- [Instructions to follow]:
All entries must come back exactly as given, with no pictures in the copy.

- [Given entries]:
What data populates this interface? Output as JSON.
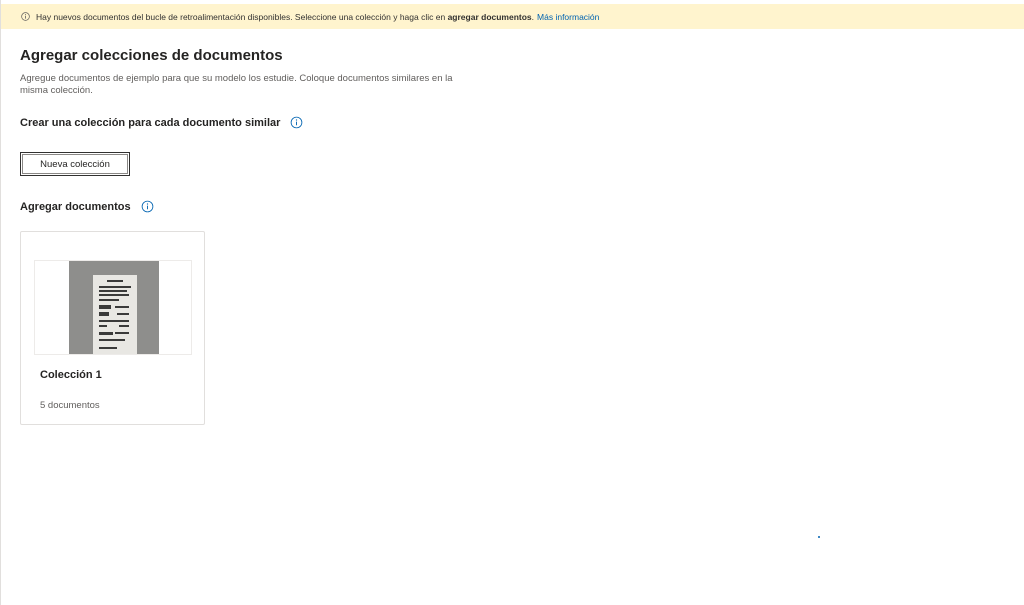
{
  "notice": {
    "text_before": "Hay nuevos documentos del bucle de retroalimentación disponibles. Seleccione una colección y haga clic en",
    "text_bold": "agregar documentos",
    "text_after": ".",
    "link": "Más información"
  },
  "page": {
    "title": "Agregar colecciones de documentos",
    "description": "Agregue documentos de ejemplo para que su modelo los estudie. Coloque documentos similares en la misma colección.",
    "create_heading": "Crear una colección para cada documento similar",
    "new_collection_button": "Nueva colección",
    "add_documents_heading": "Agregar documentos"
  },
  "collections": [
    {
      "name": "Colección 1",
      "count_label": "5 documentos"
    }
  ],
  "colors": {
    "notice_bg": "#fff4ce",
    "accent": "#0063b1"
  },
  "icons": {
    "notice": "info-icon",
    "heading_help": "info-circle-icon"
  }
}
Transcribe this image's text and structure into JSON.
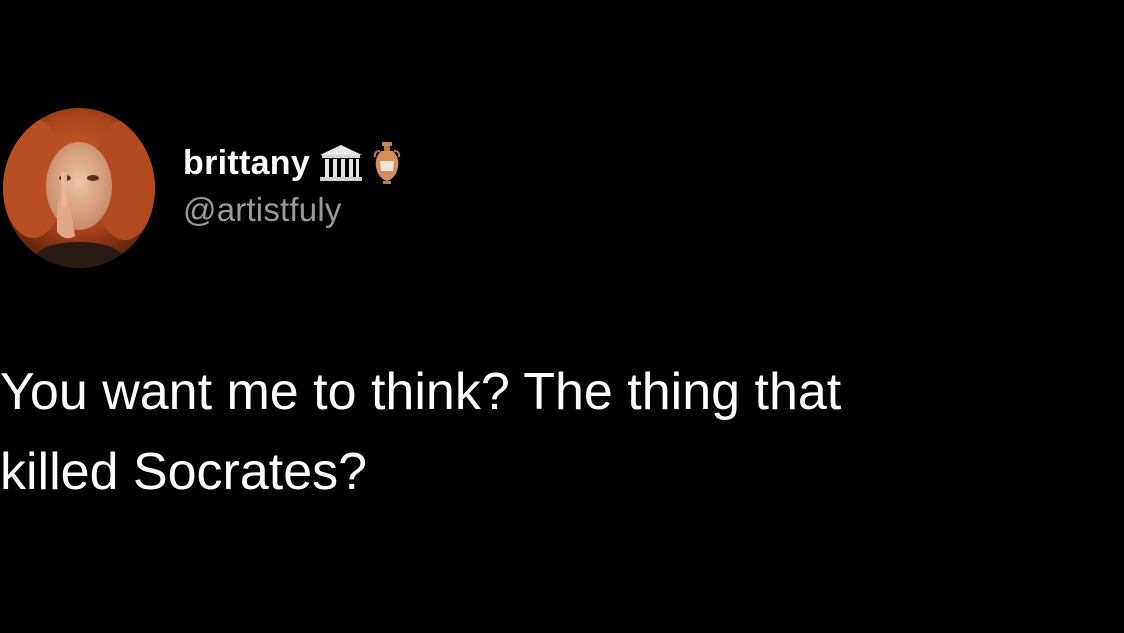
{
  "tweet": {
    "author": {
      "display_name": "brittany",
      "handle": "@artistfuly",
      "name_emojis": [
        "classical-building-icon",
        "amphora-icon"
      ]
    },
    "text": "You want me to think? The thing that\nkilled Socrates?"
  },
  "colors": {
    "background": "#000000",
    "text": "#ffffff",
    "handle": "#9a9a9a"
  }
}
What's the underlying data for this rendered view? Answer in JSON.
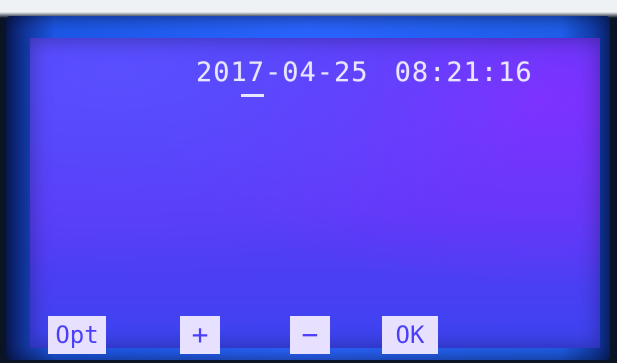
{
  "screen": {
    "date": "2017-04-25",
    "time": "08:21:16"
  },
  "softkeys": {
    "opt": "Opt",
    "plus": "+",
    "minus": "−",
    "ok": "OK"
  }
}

- [Worked solution]:
What data populates this interface? Output as JSON.
{
  "notice": {
    "text_before": "Hay nuevos documentos del bucle de retroalimentación disponibles. Seleccione una colección y haga clic en",
    "text_bold": "agregar documentos",
    "text_after": ".",
    "link": "Más información"
  },
  "page": {
    "title": "Agregar colecciones de documentos",
    "description": "Agregue documentos de ejemplo para que su modelo los estudie. Coloque documentos similares en la misma colección.",
    "create_heading": "Crear una colección para cada documento similar",
    "new_collection_button": "Nueva colección",
    "add_documents_heading": "Agregar documentos"
  },
  "collections": [
    {
      "name": "Colección 1",
      "count_label": "5 documentos"
    }
  ],
  "colors": {
    "notice_bg": "#fff4ce",
    "accent": "#0063b1"
  },
  "icons": {
    "notice": "info-icon",
    "heading_help": "info-circle-icon"
  }
}
Transcribe this image's text and structure into JSON.
{
  "tweet": {
    "author": {
      "display_name": "brittany",
      "handle": "@artistfuly",
      "name_emojis": [
        "classical-building-icon",
        "amphora-icon"
      ]
    },
    "text": "You want me to think? The thing that\nkilled Socrates?"
  },
  "colors": {
    "background": "#000000",
    "text": "#ffffff",
    "handle": "#9a9a9a"
  }
}
What's the underlying data for this rendered view? Answer in JSON.
{
  "screen": {
    "date": "2017-04-25",
    "time": "08:21:16"
  },
  "softkeys": {
    "opt": "Opt",
    "plus": "+",
    "minus": "−",
    "ok": "OK"
  }
}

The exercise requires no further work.